For a beautiful setting:
Although the newest joint on the list, Rongros takes on the oldest traditions in both cuisine and decor. Suitably located in Bangkok’s Old Town, the “house of flavours” (as the restaurant name would literally translate to) sets your sense of nostalgia alight with their dark-vintage chandeliers and wallpapers. It’s not surprising that this is one of the most beautiful Bangkok restaurants; Rongros is the brainchild of Ou Baholyodhin, the creative director of Sansiri PLC. But in contrast to the contemporary, urban designs for Sansiri’s luxury condominiums, Rongros is a celebration of all things old but gold. The menu takes you on a journey through Bangkok of all ages, from traditional watermelon with dried fish salad to decadently dark iced mochas. Be sure to request a table by the window (or on the terrace if you’re brave enough), to dine with a remarkable view of the Chaopraya River and Wat Arun, the iconic and beautiful Temple of Dawn.
Location: Maha Rat Road, Bangkok 10200 (11am-3pm, 5pm-10pm. Closed Tuesdays). Tel: 096 946 1785.
For showing off:
How do we even begin to introduce Sorn? Rated one of the best restaurants in the world, this Southern Thai fine dining experience is definitely one of a kind. Even as a born-and-bred Thai, you’ll still find yourself surprised, confused, and bewildered by this gastronomical journey. Just imagine a foreign visitor’s reaction. Starting with a flurry of bite-sized dishes with obscure names on the menu like ‘Gems on crab stick’ and ‘Tu-pa-su-tong’, you then move on to larger sharing dishes to keep that authentic Thai way of communal eating.
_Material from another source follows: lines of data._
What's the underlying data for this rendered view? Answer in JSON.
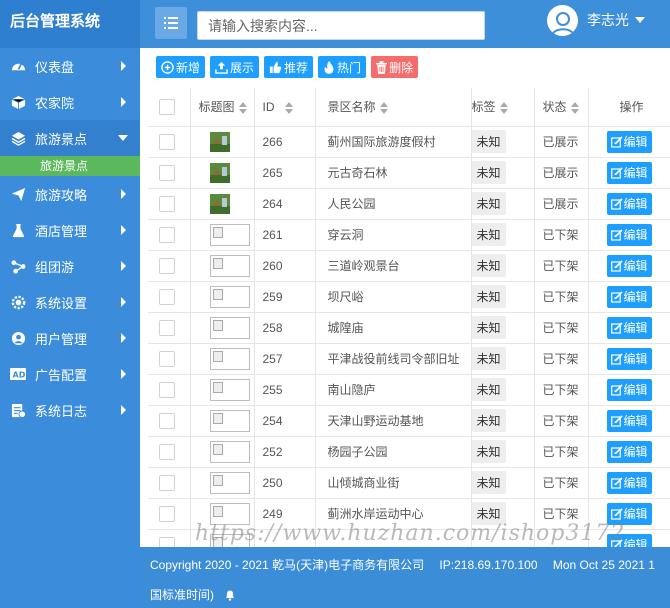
{
  "header": {
    "brand": "后台管理系统",
    "search_placeholder": "请输入搜索内容...",
    "user_name": "李志光"
  },
  "sidebar": {
    "items": [
      {
        "label": "仪表盘",
        "icon": "dashboard-icon"
      },
      {
        "label": "农家院",
        "icon": "cube-icon"
      },
      {
        "label": "旅游景点",
        "icon": "layers-icon",
        "expanded": true
      },
      {
        "label": "旅游攻略",
        "icon": "paper-plane-icon"
      },
      {
        "label": "酒店管理",
        "icon": "flask-icon"
      },
      {
        "label": "组团游",
        "icon": "share-icon"
      },
      {
        "label": "系统设置",
        "icon": "gear-icon"
      },
      {
        "label": "用户管理",
        "icon": "user-icon"
      },
      {
        "label": "广告配置",
        "icon": "ad-icon"
      },
      {
        "label": "系统日志",
        "icon": "log-icon"
      }
    ],
    "sub_item": "旅游景点"
  },
  "toolbar": {
    "add": "新增",
    "show": "展示",
    "recommend": "推荐",
    "hot": "热门",
    "delete": "删除"
  },
  "table": {
    "headers": {
      "thumb": "标题图",
      "id": "ID",
      "name": "景区名称",
      "tag": "标签",
      "status": "状态",
      "action": "操作"
    },
    "edit_label": "编辑",
    "rows": [
      {
        "id": "266",
        "name": "蓟州国际旅游度假村",
        "tag": "未知",
        "status": "已展示",
        "img": "photo"
      },
      {
        "id": "265",
        "name": "元古奇石林",
        "tag": "未知",
        "status": "已展示",
        "img": "photo"
      },
      {
        "id": "264",
        "name": "人民公园",
        "tag": "未知",
        "status": "已展示",
        "img": "photo"
      },
      {
        "id": "261",
        "name": "穿云洞",
        "tag": "未知",
        "status": "已下架",
        "img": "broken"
      },
      {
        "id": "260",
        "name": "三道岭观景台",
        "tag": "未知",
        "status": "已下架",
        "img": "broken"
      },
      {
        "id": "259",
        "name": "坝尺峪",
        "tag": "未知",
        "status": "已下架",
        "img": "broken"
      },
      {
        "id": "258",
        "name": "城隍庙",
        "tag": "未知",
        "status": "已下架",
        "img": "broken"
      },
      {
        "id": "257",
        "name": "平津战役前线司令部旧址",
        "tag": "未知",
        "status": "已下架",
        "img": "broken"
      },
      {
        "id": "255",
        "name": "南山隐庐",
        "tag": "未知",
        "status": "已下架",
        "img": "broken"
      },
      {
        "id": "254",
        "name": "天津山野运动基地",
        "tag": "未知",
        "status": "已下架",
        "img": "broken"
      },
      {
        "id": "252",
        "name": "杨园子公园",
        "tag": "未知",
        "status": "已下架",
        "img": "broken"
      },
      {
        "id": "250",
        "name": "山倾城商业街",
        "tag": "未知",
        "status": "已下架",
        "img": "broken"
      },
      {
        "id": "249",
        "name": "蓟洲水岸运动中心",
        "tag": "未知",
        "status": "已下架",
        "img": "broken"
      },
      {
        "id": "",
        "name": "",
        "tag": "",
        "status": "",
        "img": "broken"
      }
    ]
  },
  "footer": {
    "copyright": "Copyright 2020 - 2021 乾马(天津)电子商务有限公司",
    "ip": "IP:218.69.170.100",
    "date": "Mon Oct 25 2021 1",
    "tz": "国标准时间)"
  },
  "watermark": "https://www.huzhan.com/ishop3172"
}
This is the place to go if you want a truly unique experience with what has been officially ranked as the best Thai food in the world. Yet none of your friends from abroad will have even heard of the dishes on this menu. The only drawback is the difficulty in getting a table here. All we can say is plan in advance, prepare to be flexible, and rub the right elbows.
Location: Sukhumvit 26, Bangkok 10110 (Tues-Fri: 6pm-11pm. Sat-Sun: 12pm-2pm, 6pm-11pm. Closed Mondays). Tel: 099 081 1119.